Problem statement:
Using the data below, work out how many lines contain the word "true", then state that number without comment.
Given records START
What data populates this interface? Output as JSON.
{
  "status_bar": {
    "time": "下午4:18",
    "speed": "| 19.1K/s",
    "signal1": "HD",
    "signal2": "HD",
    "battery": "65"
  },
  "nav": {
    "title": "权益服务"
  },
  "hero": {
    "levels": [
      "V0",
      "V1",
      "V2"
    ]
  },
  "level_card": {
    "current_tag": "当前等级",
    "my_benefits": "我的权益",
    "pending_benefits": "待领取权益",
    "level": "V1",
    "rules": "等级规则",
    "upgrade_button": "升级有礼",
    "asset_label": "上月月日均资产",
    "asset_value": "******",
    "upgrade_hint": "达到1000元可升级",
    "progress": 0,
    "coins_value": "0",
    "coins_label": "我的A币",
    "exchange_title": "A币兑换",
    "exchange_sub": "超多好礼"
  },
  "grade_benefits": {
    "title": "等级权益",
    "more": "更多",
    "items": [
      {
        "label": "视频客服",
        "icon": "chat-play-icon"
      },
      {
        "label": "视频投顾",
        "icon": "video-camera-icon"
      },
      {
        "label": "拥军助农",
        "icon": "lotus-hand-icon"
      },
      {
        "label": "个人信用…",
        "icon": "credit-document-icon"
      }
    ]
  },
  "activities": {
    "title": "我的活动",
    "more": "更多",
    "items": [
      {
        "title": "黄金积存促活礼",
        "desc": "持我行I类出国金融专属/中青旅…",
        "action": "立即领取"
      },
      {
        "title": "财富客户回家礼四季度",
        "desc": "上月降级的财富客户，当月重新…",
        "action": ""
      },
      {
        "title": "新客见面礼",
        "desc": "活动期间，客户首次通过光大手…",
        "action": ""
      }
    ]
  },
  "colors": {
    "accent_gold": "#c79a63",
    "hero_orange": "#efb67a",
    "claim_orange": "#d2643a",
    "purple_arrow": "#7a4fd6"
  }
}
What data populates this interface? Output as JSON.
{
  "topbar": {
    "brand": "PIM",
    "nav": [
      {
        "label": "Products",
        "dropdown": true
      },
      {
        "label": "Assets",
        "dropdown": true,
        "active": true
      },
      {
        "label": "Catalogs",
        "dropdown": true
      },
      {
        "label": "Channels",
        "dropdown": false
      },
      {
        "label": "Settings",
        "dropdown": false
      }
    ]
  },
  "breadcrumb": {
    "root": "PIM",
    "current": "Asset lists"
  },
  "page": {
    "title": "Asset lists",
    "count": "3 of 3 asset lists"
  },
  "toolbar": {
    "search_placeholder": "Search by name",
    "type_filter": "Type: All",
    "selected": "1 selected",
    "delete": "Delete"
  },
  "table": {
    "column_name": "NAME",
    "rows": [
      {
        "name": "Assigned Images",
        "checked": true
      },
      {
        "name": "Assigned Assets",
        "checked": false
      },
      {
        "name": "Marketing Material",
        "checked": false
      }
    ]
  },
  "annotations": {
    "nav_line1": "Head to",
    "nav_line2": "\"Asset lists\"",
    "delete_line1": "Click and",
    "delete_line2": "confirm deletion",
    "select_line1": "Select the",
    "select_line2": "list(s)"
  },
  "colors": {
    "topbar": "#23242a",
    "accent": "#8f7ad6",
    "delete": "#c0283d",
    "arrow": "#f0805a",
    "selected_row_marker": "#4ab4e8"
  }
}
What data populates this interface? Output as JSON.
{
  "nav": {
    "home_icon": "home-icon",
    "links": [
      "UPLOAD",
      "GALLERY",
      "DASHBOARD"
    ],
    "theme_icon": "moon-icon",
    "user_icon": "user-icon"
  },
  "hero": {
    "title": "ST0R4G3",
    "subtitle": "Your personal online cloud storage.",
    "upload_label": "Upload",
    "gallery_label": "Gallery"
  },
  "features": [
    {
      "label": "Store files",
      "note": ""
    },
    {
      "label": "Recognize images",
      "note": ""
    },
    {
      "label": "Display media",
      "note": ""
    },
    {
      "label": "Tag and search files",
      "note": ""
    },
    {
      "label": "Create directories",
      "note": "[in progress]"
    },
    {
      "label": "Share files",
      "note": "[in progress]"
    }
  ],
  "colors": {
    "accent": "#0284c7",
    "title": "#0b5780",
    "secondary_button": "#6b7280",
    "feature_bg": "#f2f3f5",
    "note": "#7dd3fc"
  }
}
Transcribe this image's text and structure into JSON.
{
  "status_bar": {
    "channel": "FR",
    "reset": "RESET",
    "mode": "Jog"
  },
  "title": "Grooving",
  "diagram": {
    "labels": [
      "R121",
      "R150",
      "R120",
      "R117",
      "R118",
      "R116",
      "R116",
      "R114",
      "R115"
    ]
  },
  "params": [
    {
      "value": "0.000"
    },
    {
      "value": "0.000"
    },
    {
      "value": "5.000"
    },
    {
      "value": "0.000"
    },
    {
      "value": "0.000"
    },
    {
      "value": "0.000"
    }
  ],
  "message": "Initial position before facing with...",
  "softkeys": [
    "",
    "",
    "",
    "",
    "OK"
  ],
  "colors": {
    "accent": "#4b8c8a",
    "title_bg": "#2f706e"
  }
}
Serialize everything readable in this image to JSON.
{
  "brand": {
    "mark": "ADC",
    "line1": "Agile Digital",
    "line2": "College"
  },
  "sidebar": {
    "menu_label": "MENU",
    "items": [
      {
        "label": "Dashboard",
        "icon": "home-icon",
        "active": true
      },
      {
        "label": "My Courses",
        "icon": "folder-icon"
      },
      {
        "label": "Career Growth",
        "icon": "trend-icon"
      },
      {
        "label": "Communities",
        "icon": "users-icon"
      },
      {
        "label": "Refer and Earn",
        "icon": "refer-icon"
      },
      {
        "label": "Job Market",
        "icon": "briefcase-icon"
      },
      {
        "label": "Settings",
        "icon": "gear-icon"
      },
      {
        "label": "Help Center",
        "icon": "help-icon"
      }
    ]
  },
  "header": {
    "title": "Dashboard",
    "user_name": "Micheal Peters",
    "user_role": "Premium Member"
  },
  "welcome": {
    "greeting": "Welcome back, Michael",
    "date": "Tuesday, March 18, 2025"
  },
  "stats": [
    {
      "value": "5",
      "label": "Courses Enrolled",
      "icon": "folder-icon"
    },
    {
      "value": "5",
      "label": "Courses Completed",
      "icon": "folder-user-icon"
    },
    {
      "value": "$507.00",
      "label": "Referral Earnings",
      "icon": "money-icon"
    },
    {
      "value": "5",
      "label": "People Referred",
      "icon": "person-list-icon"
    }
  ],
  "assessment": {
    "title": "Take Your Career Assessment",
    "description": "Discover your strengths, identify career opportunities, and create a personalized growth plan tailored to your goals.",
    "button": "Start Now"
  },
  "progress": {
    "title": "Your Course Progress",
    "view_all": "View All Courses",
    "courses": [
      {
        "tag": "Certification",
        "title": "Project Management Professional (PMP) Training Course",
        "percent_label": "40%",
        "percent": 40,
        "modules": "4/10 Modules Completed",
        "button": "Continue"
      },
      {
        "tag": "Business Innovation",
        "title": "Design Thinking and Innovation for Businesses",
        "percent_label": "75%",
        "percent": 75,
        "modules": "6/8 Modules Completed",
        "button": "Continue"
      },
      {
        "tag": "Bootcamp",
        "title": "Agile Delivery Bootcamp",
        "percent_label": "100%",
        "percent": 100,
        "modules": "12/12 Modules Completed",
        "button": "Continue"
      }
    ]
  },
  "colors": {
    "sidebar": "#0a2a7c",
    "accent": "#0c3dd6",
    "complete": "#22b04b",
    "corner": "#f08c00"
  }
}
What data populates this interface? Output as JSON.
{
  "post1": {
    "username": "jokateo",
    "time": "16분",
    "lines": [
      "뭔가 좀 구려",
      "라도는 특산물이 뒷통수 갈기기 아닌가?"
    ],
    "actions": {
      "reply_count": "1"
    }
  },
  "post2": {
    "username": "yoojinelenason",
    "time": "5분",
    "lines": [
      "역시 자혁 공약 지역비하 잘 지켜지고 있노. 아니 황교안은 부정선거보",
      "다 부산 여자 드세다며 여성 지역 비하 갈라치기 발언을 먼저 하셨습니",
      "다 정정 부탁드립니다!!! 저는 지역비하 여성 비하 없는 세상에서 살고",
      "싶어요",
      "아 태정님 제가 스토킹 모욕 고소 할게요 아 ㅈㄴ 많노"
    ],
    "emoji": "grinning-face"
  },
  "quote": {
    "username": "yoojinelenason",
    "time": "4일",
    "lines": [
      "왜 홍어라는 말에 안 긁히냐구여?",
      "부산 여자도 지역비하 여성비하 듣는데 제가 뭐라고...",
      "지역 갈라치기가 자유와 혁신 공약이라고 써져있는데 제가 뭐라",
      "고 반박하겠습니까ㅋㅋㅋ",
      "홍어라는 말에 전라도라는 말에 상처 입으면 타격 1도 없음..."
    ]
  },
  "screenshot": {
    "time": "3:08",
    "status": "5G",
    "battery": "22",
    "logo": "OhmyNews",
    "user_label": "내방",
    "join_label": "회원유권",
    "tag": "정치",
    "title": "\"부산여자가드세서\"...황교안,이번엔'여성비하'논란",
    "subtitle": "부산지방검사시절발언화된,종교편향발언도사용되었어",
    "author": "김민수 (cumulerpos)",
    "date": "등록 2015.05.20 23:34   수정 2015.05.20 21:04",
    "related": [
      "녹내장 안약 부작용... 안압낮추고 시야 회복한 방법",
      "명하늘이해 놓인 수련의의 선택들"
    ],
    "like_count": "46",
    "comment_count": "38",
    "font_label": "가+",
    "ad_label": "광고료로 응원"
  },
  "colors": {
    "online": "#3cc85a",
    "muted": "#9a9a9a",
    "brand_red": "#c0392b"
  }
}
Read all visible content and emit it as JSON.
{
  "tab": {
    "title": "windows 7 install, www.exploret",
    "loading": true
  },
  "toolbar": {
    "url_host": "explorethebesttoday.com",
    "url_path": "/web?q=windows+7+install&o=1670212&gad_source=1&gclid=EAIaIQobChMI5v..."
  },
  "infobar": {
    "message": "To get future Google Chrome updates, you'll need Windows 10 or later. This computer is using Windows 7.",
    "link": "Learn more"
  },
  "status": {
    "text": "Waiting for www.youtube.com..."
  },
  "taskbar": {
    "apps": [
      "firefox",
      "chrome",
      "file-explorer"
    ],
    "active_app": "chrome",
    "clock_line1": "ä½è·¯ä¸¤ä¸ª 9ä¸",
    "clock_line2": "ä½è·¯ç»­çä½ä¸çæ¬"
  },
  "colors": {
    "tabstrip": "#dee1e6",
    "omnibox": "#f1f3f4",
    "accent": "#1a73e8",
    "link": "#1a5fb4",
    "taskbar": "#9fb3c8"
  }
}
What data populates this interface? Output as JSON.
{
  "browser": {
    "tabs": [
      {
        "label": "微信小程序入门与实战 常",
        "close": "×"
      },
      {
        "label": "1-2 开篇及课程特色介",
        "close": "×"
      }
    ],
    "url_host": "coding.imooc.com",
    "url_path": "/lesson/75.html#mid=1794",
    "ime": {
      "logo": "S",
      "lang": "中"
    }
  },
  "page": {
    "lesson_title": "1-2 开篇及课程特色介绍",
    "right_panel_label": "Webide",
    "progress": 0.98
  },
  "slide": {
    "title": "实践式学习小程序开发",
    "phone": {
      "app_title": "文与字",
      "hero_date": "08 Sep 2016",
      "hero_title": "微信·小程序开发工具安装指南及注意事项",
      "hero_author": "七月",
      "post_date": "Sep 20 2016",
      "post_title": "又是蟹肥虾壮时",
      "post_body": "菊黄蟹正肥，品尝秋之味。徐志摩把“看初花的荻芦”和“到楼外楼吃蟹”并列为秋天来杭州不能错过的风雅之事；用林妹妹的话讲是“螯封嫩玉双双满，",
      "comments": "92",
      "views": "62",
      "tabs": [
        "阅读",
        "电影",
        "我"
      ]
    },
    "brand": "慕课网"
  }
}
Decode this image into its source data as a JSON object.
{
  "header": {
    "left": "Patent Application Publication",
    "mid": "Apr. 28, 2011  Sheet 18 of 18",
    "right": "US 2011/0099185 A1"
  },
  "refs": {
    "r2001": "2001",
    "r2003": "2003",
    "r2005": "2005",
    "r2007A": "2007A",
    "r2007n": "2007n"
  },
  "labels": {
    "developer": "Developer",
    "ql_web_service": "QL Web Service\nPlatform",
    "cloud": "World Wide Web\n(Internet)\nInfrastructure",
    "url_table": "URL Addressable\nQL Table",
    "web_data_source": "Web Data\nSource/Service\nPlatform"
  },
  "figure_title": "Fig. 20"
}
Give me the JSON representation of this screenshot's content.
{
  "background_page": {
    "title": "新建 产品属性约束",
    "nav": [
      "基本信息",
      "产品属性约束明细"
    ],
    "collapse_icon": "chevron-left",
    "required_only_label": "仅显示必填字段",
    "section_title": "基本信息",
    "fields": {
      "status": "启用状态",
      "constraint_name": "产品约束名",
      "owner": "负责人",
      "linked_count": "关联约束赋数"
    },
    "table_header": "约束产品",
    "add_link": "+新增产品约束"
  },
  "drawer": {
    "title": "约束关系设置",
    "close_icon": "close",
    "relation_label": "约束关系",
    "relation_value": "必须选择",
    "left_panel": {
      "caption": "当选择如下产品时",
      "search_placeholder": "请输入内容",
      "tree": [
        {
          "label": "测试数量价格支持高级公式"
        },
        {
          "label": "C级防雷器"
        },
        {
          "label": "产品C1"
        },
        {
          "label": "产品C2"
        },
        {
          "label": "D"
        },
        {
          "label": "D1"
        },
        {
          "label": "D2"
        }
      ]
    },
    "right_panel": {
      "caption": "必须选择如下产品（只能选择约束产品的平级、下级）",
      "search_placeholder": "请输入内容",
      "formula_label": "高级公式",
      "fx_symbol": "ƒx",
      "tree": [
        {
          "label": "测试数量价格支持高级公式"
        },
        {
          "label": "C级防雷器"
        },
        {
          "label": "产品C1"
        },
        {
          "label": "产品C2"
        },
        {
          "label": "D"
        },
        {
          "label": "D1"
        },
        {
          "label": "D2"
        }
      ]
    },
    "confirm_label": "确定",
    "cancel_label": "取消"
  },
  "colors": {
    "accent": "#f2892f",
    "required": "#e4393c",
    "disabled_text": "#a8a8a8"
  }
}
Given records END
Answer section:
7